* **What the exercise asks**
Please output the records below word for word and omit the pictures.

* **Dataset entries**
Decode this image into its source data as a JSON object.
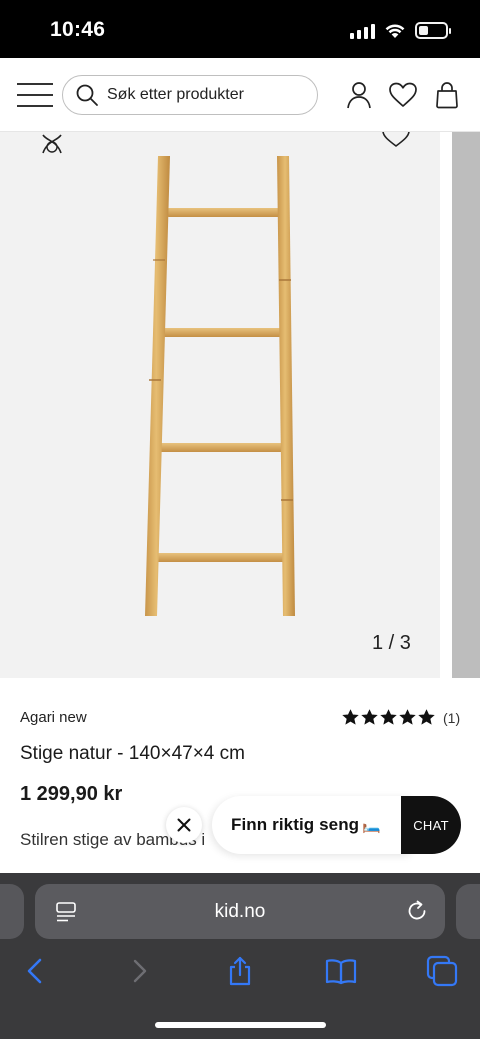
{
  "status_bar": {
    "time": "10:46",
    "battery_level": 0.35,
    "icons": [
      "cellular-signal-icon",
      "wifi-icon",
      "battery-icon"
    ]
  },
  "header": {
    "search_placeholder": "Søk etter produkter",
    "icons": [
      "hamburger-menu-icon",
      "search-icon",
      "account-icon",
      "wishlist-heart-icon",
      "shopping-bag-icon"
    ]
  },
  "gallery": {
    "counter": "1 / 3",
    "current": 1,
    "total": 3,
    "icons": [
      "compare-icon",
      "wishlist-heart-icon"
    ]
  },
  "product": {
    "brand": "Agari new",
    "rating": 5,
    "review_count": "(1)",
    "title": "Stige natur - 140×47×4 cm",
    "price": "1 299,90 kr",
    "description": "Stilren stige av bambus i"
  },
  "chat_widget": {
    "prompt_label": "Finn riktig seng",
    "prompt_emoji": "🛏️",
    "chat_label": "CHAT",
    "icons": [
      "close-icon"
    ]
  },
  "safari": {
    "url": "kid.no",
    "icons": [
      "page-menu-icon",
      "reload-icon",
      "back-icon",
      "forward-icon",
      "share-icon",
      "bookmarks-icon",
      "tabs-icon"
    ]
  },
  "colors": {
    "status_bar_bg": "#000000",
    "safari_bar_bg": "#3a3a3c",
    "safari_accent": "#3478f6",
    "chat_button_bg": "#111111",
    "ladder_wood": "#d9ad63"
  }
}
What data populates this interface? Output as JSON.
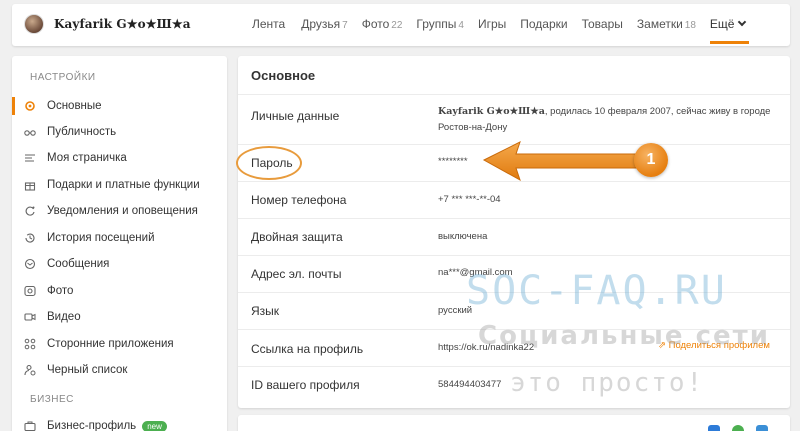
{
  "user": {
    "name": "Kayfarik G★o★Ш★а"
  },
  "nav": [
    {
      "label": "Лента",
      "count": ""
    },
    {
      "label": "Друзья",
      "count": "7"
    },
    {
      "label": "Фото",
      "count": "22"
    },
    {
      "label": "Группы",
      "count": "4"
    },
    {
      "label": "Игры",
      "count": ""
    },
    {
      "label": "Подарки",
      "count": ""
    },
    {
      "label": "Товары",
      "count": ""
    },
    {
      "label": "Заметки",
      "count": "18"
    }
  ],
  "nav_more": "Ещё",
  "sidebar": {
    "section1": "НАСТРОЙКИ",
    "items": [
      {
        "label": "Основные",
        "icon": "gear-icon"
      },
      {
        "label": "Публичность",
        "icon": "glasses-icon"
      },
      {
        "label": "Моя страничка",
        "icon": "lines-icon"
      },
      {
        "label": "Подарки и платные функции",
        "icon": "gift-icon"
      },
      {
        "label": "Уведомления и оповещения",
        "icon": "bell-icon"
      },
      {
        "label": "История посещений",
        "icon": "history-icon"
      },
      {
        "label": "Сообщения",
        "icon": "message-icon"
      },
      {
        "label": "Фото",
        "icon": "camera-icon"
      },
      {
        "label": "Видео",
        "icon": "video-icon"
      },
      {
        "label": "Сторонние приложения",
        "icon": "apps-icon"
      },
      {
        "label": "Черный список",
        "icon": "block-user-icon"
      }
    ],
    "section2": "БИЗНЕС",
    "business_item": "Бизнес-профиль",
    "business_badge": "new"
  },
  "main": {
    "title": "Основное",
    "rows": [
      {
        "label": "Личные данные",
        "name": "Kayfarik G★o★Ш★а",
        "rest": ", родилась 10 февраля 2007, сейчас живу в городе",
        "line2": "Ростов-на-Дону"
      },
      {
        "label": "Пароль",
        "value": "********"
      },
      {
        "label": "Номер телефона",
        "value": "+7 *** ***-**-04"
      },
      {
        "label": "Двойная защита",
        "value": "выключена"
      },
      {
        "label": "Адрес эл. почты",
        "value": "na***@gmail.com"
      },
      {
        "label": "Язык",
        "value": "русский"
      },
      {
        "label": "Ссылка на профиль",
        "value": "https://ok.ru/nadinka22",
        "share": "Поделиться профилем"
      },
      {
        "label": "ID вашего профиля",
        "value": "584494403477"
      }
    ]
  },
  "annotation": {
    "number": "1",
    "color": "#ee8208"
  },
  "watermark": {
    "line1": "SOC-FAQ.RU",
    "line2": "Социальные сети",
    "line3": "это просто!"
  }
}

* **Finished task**
Decode this image into its source data as a JSON object.
{
  "status_bar": {
    "time": "10:46",
    "battery_level": 0.35,
    "icons": [
      "cellular-signal-icon",
      "wifi-icon",
      "battery-icon"
    ]
  },
  "header": {
    "search_placeholder": "Søk etter produkter",
    "icons": [
      "hamburger-menu-icon",
      "search-icon",
      "account-icon",
      "wishlist-heart-icon",
      "shopping-bag-icon"
    ]
  },
  "gallery": {
    "counter": "1 / 3",
    "current": 1,
    "total": 3,
    "icons": [
      "compare-icon",
      "wishlist-heart-icon"
    ]
  },
  "product": {
    "brand": "Agari new",
    "rating": 5,
    "review_count": "(1)",
    "title": "Stige natur - 140×47×4 cm",
    "price": "1 299,90 kr",
    "description": "Stilren stige av bambus i"
  },
  "chat_widget": {
    "prompt_label": "Finn riktig seng",
    "prompt_emoji": "🛏️",
    "chat_label": "CHAT",
    "icons": [
      "close-icon"
    ]
  },
  "safari": {
    "url": "kid.no",
    "icons": [
      "page-menu-icon",
      "reload-icon",
      "back-icon",
      "forward-icon",
      "share-icon",
      "bookmarks-icon",
      "tabs-icon"
    ]
  },
  "colors": {
    "status_bar_bg": "#000000",
    "safari_bar_bg": "#3a3a3c",
    "safari_accent": "#3478f6",
    "chat_button_bg": "#111111",
    "ladder_wood": "#d9ad63"
  }
}
What data populates this interface? Output as JSON.
{
  "user": {
    "name": "Kayfarik G★o★Ш★а"
  },
  "nav": [
    {
      "label": "Лента",
      "count": ""
    },
    {
      "label": "Друзья",
      "count": "7"
    },
    {
      "label": "Фото",
      "count": "22"
    },
    {
      "label": "Группы",
      "count": "4"
    },
    {
      "label": "Игры",
      "count": ""
    },
    {
      "label": "Подарки",
      "count": ""
    },
    {
      "label": "Товары",
      "count": ""
    },
    {
      "label": "Заметки",
      "count": "18"
    }
  ],
  "nav_more": "Ещё",
  "sidebar": {
    "section1": "НАСТРОЙКИ",
    "items": [
      {
        "label": "Основные",
        "icon": "gear-icon"
      },
      {
        "label": "Публичность",
        "icon": "glasses-icon"
      },
      {
        "label": "Моя страничка",
        "icon": "lines-icon"
      },
      {
        "label": "Подарки и платные функции",
        "icon": "gift-icon"
      },
      {
        "label": "Уведомления и оповещения",
        "icon": "bell-icon"
      },
      {
        "label": "История посещений",
        "icon": "history-icon"
      },
      {
        "label": "Сообщения",
        "icon": "message-icon"
      },
      {
        "label": "Фото",
        "icon": "camera-icon"
      },
      {
        "label": "Видео",
        "icon": "video-icon"
      },
      {
        "label": "Сторонние приложения",
        "icon": "apps-icon"
      },
      {
        "label": "Черный список",
        "icon": "block-user-icon"
      }
    ],
    "section2": "БИЗНЕС",
    "business_item": "Бизнес-профиль",
    "business_badge": "new"
  },
  "main": {
    "title": "Основное",
    "rows": [
      {
        "label": "Личные данные",
        "name": "Kayfarik G★o★Ш★а",
        "rest": ", родилась 10 февраля 2007, сейчас живу в городе",
        "line2": "Ростов-на-Дону"
      },
      {
        "label": "Пароль",
        "value": "********"
      },
      {
        "label": "Номер телефона",
        "value": "+7 *** ***-**-04"
      },
      {
        "label": "Двойная защита",
        "value": "выключена"
      },
      {
        "label": "Адрес эл. почты",
        "value": "na***@gmail.com"
      },
      {
        "label": "Язык",
        "value": "русский"
      },
      {
        "label": "Ссылка на профиль",
        "value": "https://ok.ru/nadinka22",
        "share": "Поделиться профилем"
      },
      {
        "label": "ID вашего профиля",
        "value": "584494403477"
      }
    ]
  },
  "annotation": {
    "number": "1",
    "color": "#ee8208"
  },
  "watermark": {
    "line1": "SOC-FAQ.RU",
    "line2": "Социальные сети",
    "line3": "это просто!"
  }
}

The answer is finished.